Life is too short for bad coffee.
The sign outside Café Medina hangs like a beacon for the java fiend, a message that the beans inside are worth waiting in the line that forms outside the restaurant each morning.
On this particular day, those beans come from single-serve cups by Vancouver company OneCoffee—and indeed, they are good. The fair-trade, organic roasts are sourced ethically from countries including Peru, Ethiopia, and Colombia, and they come in pods that are 100 per cent commercially compostable.
Since the meteoric rise of the single-serve coffee pod for machines by Nespresso and Keurig, the environmental community has struggled with the negative effects of these throwaway cups. OneCoffee, from the team at Canterbury Coffee, says that its new pods—which launched in 2018—are fully certified compostable by the Biodegradable Products Institute. The lid is made of plant-based plastic and printed with compostable ink, and the bottom is comprised of mesh that also breaks down in a commercial facility. Impressive, yes, although a major hurdle still exists: Canada’s green-bin composting standards do not yet accept the pods. As such, OneCoffee staff are reaching out to government officials at every level to advocate for an enhanced compost strategy.

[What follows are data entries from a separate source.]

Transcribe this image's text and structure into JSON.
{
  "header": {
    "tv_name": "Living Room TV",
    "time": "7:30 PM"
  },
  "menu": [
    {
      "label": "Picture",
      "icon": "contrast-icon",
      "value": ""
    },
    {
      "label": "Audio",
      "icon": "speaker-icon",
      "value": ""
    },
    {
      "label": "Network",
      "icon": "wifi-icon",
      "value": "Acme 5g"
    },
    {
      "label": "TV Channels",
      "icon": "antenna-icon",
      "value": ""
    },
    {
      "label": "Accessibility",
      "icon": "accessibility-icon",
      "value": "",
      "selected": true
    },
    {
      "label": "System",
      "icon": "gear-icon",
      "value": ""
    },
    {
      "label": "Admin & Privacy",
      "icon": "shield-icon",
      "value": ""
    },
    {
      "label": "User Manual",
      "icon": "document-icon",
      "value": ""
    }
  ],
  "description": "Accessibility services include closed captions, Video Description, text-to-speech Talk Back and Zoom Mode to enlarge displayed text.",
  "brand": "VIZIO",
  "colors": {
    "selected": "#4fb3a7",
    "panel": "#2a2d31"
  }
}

Compatible with any Keurig machine, OneCoffee’s pods are sold in Vancouver at the likes of Choices, Nester’s, and Whole Foods. Between bites of brunch at Medina, OneCoffee vice-president of manufacturing and quality control John Gray called the beans “magic” and reminisced about travelling to remote parts of the world to meet with farmers and find the best products.
From the fruity flavours of the Ethiopian Blend to the bold darkness of the Sumatran Blend, OneCoffee’s offerings taste like they were freshly ground. According to a 2017 report by the Coffee Association of Canada, 36 per cent of Canadians aged 18 to 79 own a single-cup machine. Coffee made easy should still be delicious, and now it can be sustainable, too.